Intel is investing heavily in Europe. It has chosen Germany as the site for its latest chipmaking unit, a part of its $88 billion investment across Europe. The country is strategically selected to cut reliance on imports and simultaneously make the supply of its chips smooth to manufacturers.
The demand for chips has increased simultaneously after the COVID-19 pandemic due to a steep rise in online activities. The semiconductor is trying to catch up with the boom. However, things may not turn up as fast as assumed. The new plan may not come up before 2027.
Meanwhile, it is learned the company is spreading investments simultaneously in several countries including enhancement of its Ireland manufacturing unit, upgrading the packaging site in Italy and improving the research and design facility in France.
The initial spending in Germany would be about 17 billion euros and it is a part of its total spending of 33 billion euros in the region. The price customer is expected to be from the auto industry as technology is being heavily used in cars. Chip shortages in recent years have caused pain to automakers. German automaker Volkswagen revealed to have sold fewer cars in 2021 due to the issue.
The announcement of Intel to build a chip making facility in Germany is a follow-up of recent European Union plans to encourage chip manufacturing facilities in the region with liberal rules in the states and enabling an additional private and public investment of $17 billion.
Stacy Rasgon, an analyst at the Bernstein Research, said with the initial investment the chipmaker could match the ongoing high demand and government subsidies are being used as a strategic weapon.
Meanwhile, it is learned the company will be building two units in Magdeburg and create about 7,000 job opportunities in the construction phase and 3,000 permanent jobs.

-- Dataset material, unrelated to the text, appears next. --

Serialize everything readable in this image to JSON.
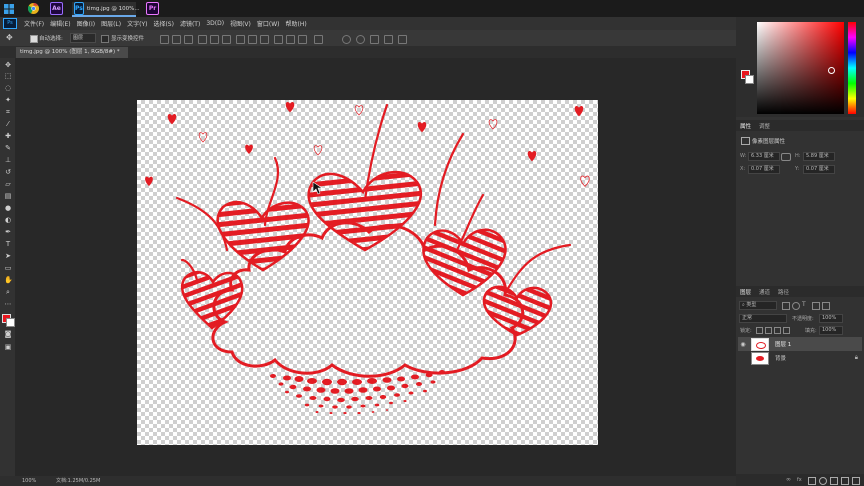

It is simultaneously believed more tens of thousands of jobs could be created across partners and suppliers.